[[Category:Theoretical foundations]]
 
[[Category:Theoretical foundations]]

Revision as of 18:31, 3 February 2007

Haskell theoretical foundations

General:
Mathematics - Category theory
Research - Curry/Howard/Lambek

Lambda calculus:
Alpha conversion - Beta reduction
Eta conversion - Lambda abstraction

Other:
Recursion - Combinatory logic
Chaitin's construction - Turing machine
Relational algebra

Category theory can be helpful in understanding Haskell's type system. There exists a "Haskell category", of which the objects are Haskell types, and the morphisms from types
a
to
b
are Haskell functions of type
a -> b
. Various other Haskell structures can be used to make it a Cartesian closed category.

Contents


1 Defintion of a category

A category \mathcal{C}consists of two collections:

Ob(\mathcal{C}), the objects of \mathcal{C}

Ar(\mathcal{C}), the arrows of \mathcal{C} (which are not the same as Arrows defined in GHC)

Each arrow f in Ar(\mathcal{C}) has a domain, dom f, and a codomain, cod f, each chosen from Ob(\mathcal{C}). The notation f\colon
A \to B means f is an arrow with domain A and codomain B. Further, there is a function \circ called composition, such that g
\circ f is defined only when the codomain of f is the domain of g, and in this case, g \circ f has the domain of f and the codomain of g.
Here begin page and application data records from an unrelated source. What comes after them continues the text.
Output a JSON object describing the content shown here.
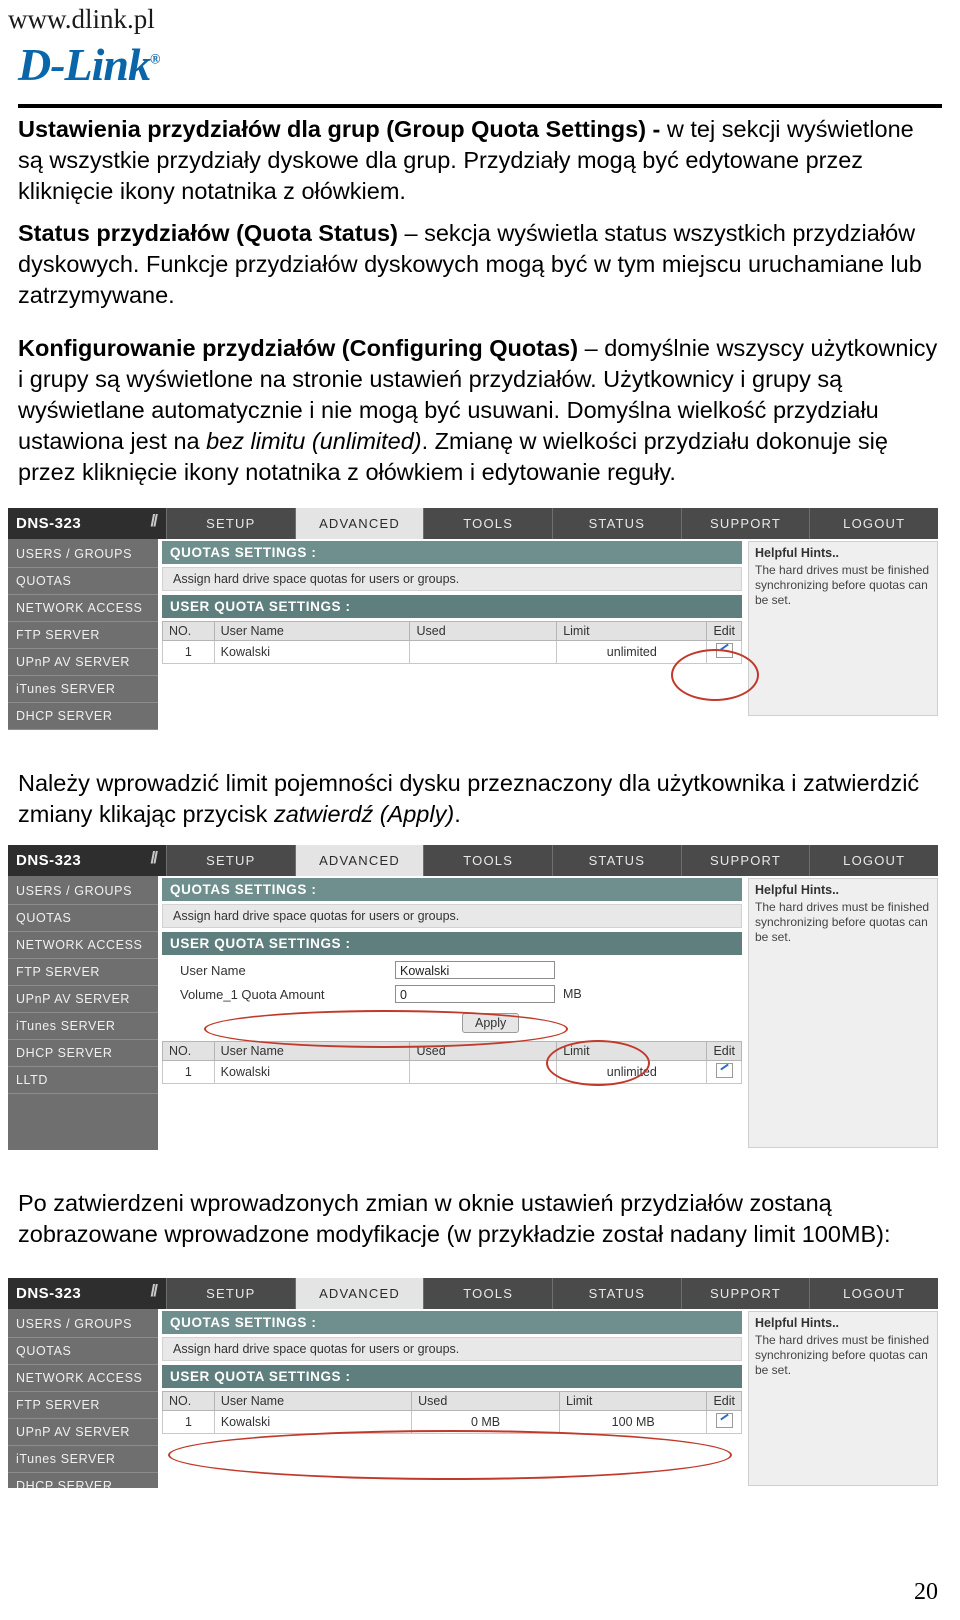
{
  "header": {
    "site_url": "www.dlink.pl",
    "logo_text": "D-Link",
    "logo_reg": "®"
  },
  "paragraphs": {
    "p1_bold": "Ustawienia przydziałów dla grup (Group Quota Settings) -",
    "p1_rest": " w tej sekcji wyświetlone są wszystkie przydziały dyskowe dla grup. Przydziały mogą być edytowane przez kliknięcie ikony notatnika z ołówkiem.",
    "p2_bold": "Status przydziałów (Quota Status)",
    "p2_rest": " – sekcja wyświetla status wszystkich przydziałów dyskowych. Funkcje przydziałów dyskowych mogą być w tym miejscu uruchamiane lub zatrzymywane.",
    "p3_bold": "Konfigurowanie przydziałów (Configuring Quotas)",
    "p3_a": " – domyślnie wszyscy użytkownicy i grupy są wyświetlone na stronie ustawień przydziałów. Użytkownicy i grupy są wyświetlane automatycznie i nie mogą być usuwani. Domyślna wielkość przydziału ustawiona jest na ",
    "p3_i": "bez limitu (unlimited)",
    "p3_b": ". Zmianę w wielkości przydziału dokonuje się przez kliknięcie ikony notatnika z ołówkiem i edytowanie reguły.",
    "p4_a": "Należy wprowadzić limit pojemności dysku przeznaczony dla użytkownika i zatwierdzić zmiany klikając przycisk ",
    "p4_i": "zatwierdź (Apply)",
    "p4_b": ".",
    "p5": "Po zatwierdzeni wprowadzonych zmian w oknie ustawień przydziałów zostaną zobrazowane wprowadzone modyfikacje (w przykładzie został nadany limit 100MB):"
  },
  "ui": {
    "brand": "DNS-323",
    "nav_tabs": [
      "SETUP",
      "ADVANCED",
      "TOOLS",
      "STATUS",
      "SUPPORT",
      "LOGOUT"
    ],
    "active_tab": "ADVANCED",
    "sidebar_short": [
      "USERS / GROUPS",
      "QUOTAS",
      "NETWORK ACCESS",
      "FTP SERVER",
      "UPnP AV SERVER",
      "iTunes SERVER",
      "DHCP SERVER"
    ],
    "sidebar_long": [
      "USERS / GROUPS",
      "QUOTAS",
      "NETWORK ACCESS",
      "FTP SERVER",
      "UPnP AV SERVER",
      "iTunes SERVER",
      "DHCP SERVER",
      "LLTD"
    ],
    "quotas_settings_title": "QUOTAS SETTINGS :",
    "quotas_settings_desc": "Assign hard drive space quotas for users or groups.",
    "user_quota_title": "USER QUOTA SETTINGS :",
    "table_headers": [
      "NO.",
      "User Name",
      "Used",
      "Limit",
      "Edit"
    ],
    "row1_unlimited": [
      "1",
      "Kowalski",
      "",
      "unlimited",
      "edit-icon"
    ],
    "row1_limited": [
      "1",
      "Kowalski",
      "0 MB",
      "100 MB",
      "edit-icon"
    ],
    "form_username_label": "User Name",
    "form_username_value": "Kowalski",
    "form_volume_label": "Volume_1 Quota Amount",
    "form_volume_value": "0",
    "form_unit": "MB",
    "apply_label": "Apply",
    "hints_title": "Helpful Hints..",
    "hints_body": "The hard drives must be finished synchronizing before quotas can be set.",
    "accent_red": "#c0392b",
    "nav_bg": "#4a4a4a",
    "brand_color": "#0a66a8"
  },
  "footer": {
    "page_number": "20"
  }
}
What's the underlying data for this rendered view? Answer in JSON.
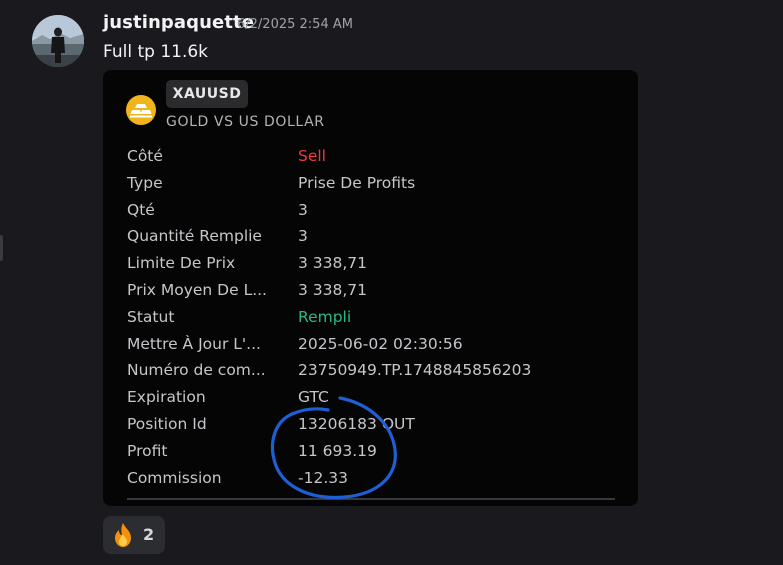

In symbols, if f\colon A \to B and g\colon B \to
C, then g \circ f \colon A \to C.

Also, for each object A, there is an arrow \mathrm{id}_A\colon A \to A, (often simply denoted as 1 or id, when there is no chance of confusion).

1.1 Axioms

The following axioms must hold for \mathcal{C} to be a category:

  1. If f\colon A \to B then f \circ \mathrm{id}_A = \mathrm{id}_B\circ f = f (left and right identity)
  2. If f\colon A \to B and g \colon B \to C and h \colon C \to D, then h \circ (g \circ f) = (h
\circ g) \circ f (associativity)

1.2 Examples of categories

  • Set, the category of sets and set functions.
  • Mon, the category of monoids and monoid morphisms.
  • Monoids are themselves one-object categories.
  • Grp, the category of groups and group morphisms.
  • Rng, the category of rings and ring morphisms.
  • Grph, the category of graphs and graph morphisms.
  • Top, the category of topological spaces and continuous maps.
  • Preord, the category of preorders and order preserving maps.
  • CPO, the category of complete partial orders and continuous functions.
  • Cat, the category of categories and functors.
  • the category of data types and functions on data structures
  • the category of functions and data flows (~ data flow diagram)
  • the category of stateful objects and dependencies (~ object diagram)
  • the category of values and value constructors
  • the category of states and messages (~ state diagram)

1.3 Further definitions

With examples in Haskell at:

2 Categorical programming

Catamorphisms and related concepts, categorical approach to functional programming, categorical programming. Many materials cited here refer to category theory, so as an introduction to this discipline see the #See also section.

3 See also